Shopping nowadays is so easy. One can be shopping online for one thing, see something else, buy both, and the order would be able to come the next day. If someone shops at an actual store – although, who does that anymore? – and they see a pair of shoes they like, but it turns out they are not in stock, they are told that they can order them online and they can still arrive the next day.
The shopping does not stop. We think to ourselves, “Well, why not get this as well?” It is done without much second thought.
Considering that Black Friday is coming around, the time of year where everyone pushes and shoves each other to get things 50% off, and consumers will be spending a lot more than usual.
It is also no mystery as to why Black Friday is when it is: it is close to holidays, like American Thanksgiving, and Christmas. Consumerism is, therefore, at its peak during this season. People’s demands are numerous; they are infinite.

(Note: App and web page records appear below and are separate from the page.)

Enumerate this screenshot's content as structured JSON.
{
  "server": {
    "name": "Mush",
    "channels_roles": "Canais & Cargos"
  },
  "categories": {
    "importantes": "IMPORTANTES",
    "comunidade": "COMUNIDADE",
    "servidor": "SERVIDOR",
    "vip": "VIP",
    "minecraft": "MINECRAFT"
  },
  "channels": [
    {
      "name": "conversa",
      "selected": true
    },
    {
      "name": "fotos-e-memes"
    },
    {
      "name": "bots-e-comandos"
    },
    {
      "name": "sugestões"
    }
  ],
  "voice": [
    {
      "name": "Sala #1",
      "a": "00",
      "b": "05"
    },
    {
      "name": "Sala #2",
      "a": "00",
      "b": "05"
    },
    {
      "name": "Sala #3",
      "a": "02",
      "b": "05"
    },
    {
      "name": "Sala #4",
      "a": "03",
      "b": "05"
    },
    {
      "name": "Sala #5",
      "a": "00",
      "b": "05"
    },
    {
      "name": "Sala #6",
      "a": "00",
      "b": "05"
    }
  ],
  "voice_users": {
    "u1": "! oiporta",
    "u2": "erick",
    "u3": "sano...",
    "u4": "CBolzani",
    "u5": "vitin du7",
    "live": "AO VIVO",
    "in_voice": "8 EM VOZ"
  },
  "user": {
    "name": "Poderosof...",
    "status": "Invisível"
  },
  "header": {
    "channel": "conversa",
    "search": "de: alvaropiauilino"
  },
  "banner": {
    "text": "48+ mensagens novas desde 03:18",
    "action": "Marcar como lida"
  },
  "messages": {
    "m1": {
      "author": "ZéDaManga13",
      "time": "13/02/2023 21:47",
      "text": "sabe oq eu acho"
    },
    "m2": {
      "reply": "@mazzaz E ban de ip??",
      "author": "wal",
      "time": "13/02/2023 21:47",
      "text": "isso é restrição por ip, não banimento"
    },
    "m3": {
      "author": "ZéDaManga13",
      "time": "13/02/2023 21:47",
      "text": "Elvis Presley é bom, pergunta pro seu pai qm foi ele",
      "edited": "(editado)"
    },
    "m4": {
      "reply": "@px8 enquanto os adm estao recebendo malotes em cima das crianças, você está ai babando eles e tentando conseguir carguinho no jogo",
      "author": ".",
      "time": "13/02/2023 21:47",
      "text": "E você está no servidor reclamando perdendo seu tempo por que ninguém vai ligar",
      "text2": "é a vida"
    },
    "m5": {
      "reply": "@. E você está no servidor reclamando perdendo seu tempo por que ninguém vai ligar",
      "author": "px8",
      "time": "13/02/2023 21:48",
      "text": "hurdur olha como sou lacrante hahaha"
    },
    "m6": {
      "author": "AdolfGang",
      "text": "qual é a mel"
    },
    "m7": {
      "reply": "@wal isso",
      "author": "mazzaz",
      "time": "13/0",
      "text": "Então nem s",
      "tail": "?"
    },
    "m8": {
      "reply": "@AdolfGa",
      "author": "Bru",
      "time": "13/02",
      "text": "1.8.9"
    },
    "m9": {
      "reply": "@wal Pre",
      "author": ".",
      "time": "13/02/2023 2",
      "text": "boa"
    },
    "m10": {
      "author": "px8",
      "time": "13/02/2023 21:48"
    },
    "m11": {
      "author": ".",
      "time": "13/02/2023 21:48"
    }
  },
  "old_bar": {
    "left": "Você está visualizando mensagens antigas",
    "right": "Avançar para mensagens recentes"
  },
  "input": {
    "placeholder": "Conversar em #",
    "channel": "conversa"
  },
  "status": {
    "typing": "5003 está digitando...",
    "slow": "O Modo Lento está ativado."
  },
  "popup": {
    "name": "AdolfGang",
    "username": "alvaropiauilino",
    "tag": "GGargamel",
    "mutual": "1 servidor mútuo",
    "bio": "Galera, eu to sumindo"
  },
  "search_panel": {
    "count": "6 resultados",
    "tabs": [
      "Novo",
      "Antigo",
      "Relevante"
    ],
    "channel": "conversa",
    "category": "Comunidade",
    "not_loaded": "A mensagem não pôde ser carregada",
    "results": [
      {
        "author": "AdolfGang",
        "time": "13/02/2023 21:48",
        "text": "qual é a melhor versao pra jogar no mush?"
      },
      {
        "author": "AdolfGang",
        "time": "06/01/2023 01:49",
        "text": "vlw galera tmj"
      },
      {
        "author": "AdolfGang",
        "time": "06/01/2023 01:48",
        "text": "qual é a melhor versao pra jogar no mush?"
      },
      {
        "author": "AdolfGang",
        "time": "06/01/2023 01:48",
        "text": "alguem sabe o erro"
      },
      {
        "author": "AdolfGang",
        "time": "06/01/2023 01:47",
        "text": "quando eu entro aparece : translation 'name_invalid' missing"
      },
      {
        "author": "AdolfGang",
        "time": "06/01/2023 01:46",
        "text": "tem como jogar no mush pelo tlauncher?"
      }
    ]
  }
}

This mode of consumption leads to consumers buying in bulk, buying what they do not need, as well as buying a lot more for others. When one used to receive one or two gifts, nowadays, they receive three or four. This is because our spending has increased about 20% since the year 2000, as stated by The Atlantic.
It is important for us to realize that, although we are governed by such structure, where our lives are influenced by media, friends and family, we still have our agency. We have the choice to minimize our spending, to say everyone gets one gift, to not fall into the trap of consumerism.
By Maria Dryden